Nothing but the images should be left out when the entries are restated word for word.

= GIVEN INFORMATION =
___

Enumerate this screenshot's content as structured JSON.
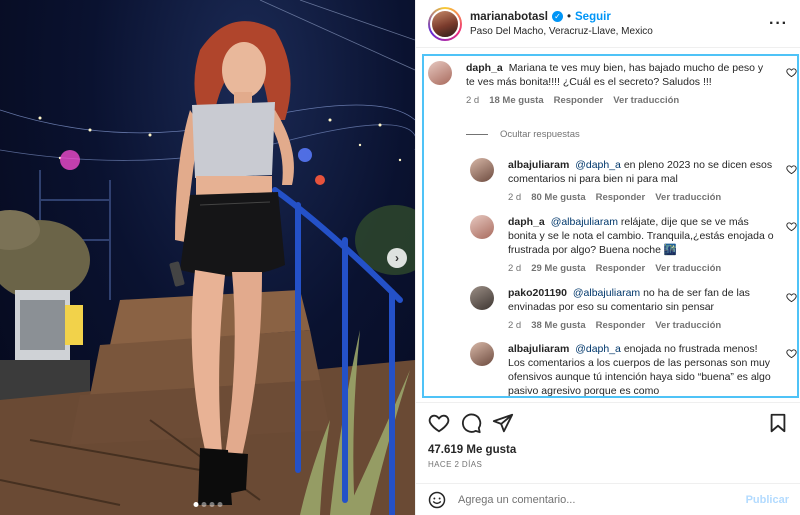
{
  "post": {
    "username": "marianabotasl",
    "follow_label": "Seguir",
    "location": "Paso Del Macho, Veracruz-Llave, Mexico",
    "likes": "47.619 Me gusta",
    "time_ago": "HACE 2 DÍAS",
    "add_comment_placeholder": "Agrega un comentario...",
    "publish_label": "Publicar",
    "bullet": "•",
    "more_label": "···"
  },
  "carousel": {
    "current_slide": 1,
    "total_slides": 4
  },
  "comments": [
    {
      "user": "daph_a",
      "mention": "",
      "text": "Mariana te ves muy bien, has bajado mucho de peso y te ves más bonita!!!! ¿Cuál es el secreto? Saludos !!!",
      "time": "2 d",
      "likes": "18 Me gusta",
      "reply": "Responder",
      "translate": "Ver traducción"
    },
    {
      "user": "albajuliaram",
      "mention": "@daph_a",
      "text": "en pleno 2023 no se dicen esos comentarios ni para bien ni para mal",
      "time": "2 d",
      "likes": "80 Me gusta",
      "reply": "Responder",
      "translate": "Ver traducción"
    },
    {
      "user": "daph_a",
      "mention": "@albajuliaram",
      "text": "relájate, dije que se ve más bonita y se le nota el cambio. Tranquila,¿estás enojada o frustrada por algo? Buena noche 🌃",
      "time": "2 d",
      "likes": "29 Me gusta",
      "reply": "Responder",
      "translate": "Ver traducción"
    },
    {
      "user": "pako201190",
      "mention": "@albajuliaram",
      "text": "no ha de ser fan de las envinadas por eso su comentario sin pensar",
      "time": "2 d",
      "likes": "38 Me gusta",
      "reply": "Responder",
      "translate": "Ver traducción"
    },
    {
      "user": "albajuliaram",
      "mention": "@daph_a",
      "text": "enojada no frustrada menos! Los comentarios a los cuerpos de las personas son muy ofensivos aunque tú intención haya sido “buena” es algo pasivo agresivo porque es como",
      "time": "",
      "likes": "",
      "reply": "",
      "translate": ""
    }
  ],
  "hide_replies_label": "Ocultar respuestas",
  "colors": {
    "accent": "#0095f6",
    "highlight_border": "#4fc3f7",
    "mention": "#00376b"
  },
  "icons": [
    "heart-icon",
    "comment-icon",
    "share-icon",
    "bookmark-icon",
    "emoji-icon",
    "verified-icon",
    "more-icon",
    "chevron-right-icon"
  ]
}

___

= RESPONSE TO THE EXERCISE =
Enumerate this screenshot's content as structured JSON.
{
  "post": {
    "username": "marianabotasl",
    "follow_label": "Seguir",
    "location": "Paso Del Macho, Veracruz-Llave, Mexico",
    "likes": "47.619 Me gusta",
    "time_ago": "HACE 2 DÍAS",
    "add_comment_placeholder": "Agrega un comentario...",
    "publish_label": "Publicar",
    "bullet": "•",
    "more_label": "···"
  },
  "carousel": {
    "current_slide": 1,
    "total_slides": 4
  },
  "comments": [
    {
      "user": "daph_a",
      "mention": "",
      "text": "Mariana te ves muy bien, has bajado mucho de peso y te ves más bonita!!!! ¿Cuál es el secreto? Saludos !!!",
      "time": "2 d",
      "likes": "18 Me gusta",
      "reply": "Responder",
      "translate": "Ver traducción"
    },
    {
      "user": "albajuliaram",
      "mention": "@daph_a",
      "text": "en pleno 2023 no se dicen esos comentarios ni para bien ni para mal",
      "time": "2 d",
      "likes": "80 Me gusta",
      "reply": "Responder",
      "translate": "Ver traducción"
    },
    {
      "user": "daph_a",
      "mention": "@albajuliaram",
      "text": "relájate, dije que se ve más bonita y se le nota el cambio. Tranquila,¿estás enojada o frustrada por algo? Buena noche 🌃",
      "time": "2 d",
      "likes": "29 Me gusta",
      "reply": "Responder",
      "translate": "Ver traducción"
    },
    {
      "user": "pako201190",
      "mention": "@albajuliaram",
      "text": "no ha de ser fan de las envinadas por eso su comentario sin pensar",
      "time": "2 d",
      "likes": "38 Me gusta",
      "reply": "Responder",
      "translate": "Ver traducción"
    },
    {
      "user": "albajuliaram",
      "mention": "@daph_a",
      "text": "enojada no frustrada menos! Los comentarios a los cuerpos de las personas son muy ofensivos aunque tú intención haya sido “buena” es algo pasivo agresivo porque es como",
      "time": "",
      "likes": "",
      "reply": "",
      "translate": ""
    }
  ],
  "hide_replies_label": "Ocultar respuestas",
  "colors": {
    "accent": "#0095f6",
    "highlight_border": "#4fc3f7",
    "mention": "#00376b"
  },
  "icons": [
    "heart-icon",
    "comment-icon",
    "share-icon",
    "bookmark-icon",
    "emoji-icon",
    "verified-icon",
    "more-icon",
    "chevron-right-icon"
  ]
}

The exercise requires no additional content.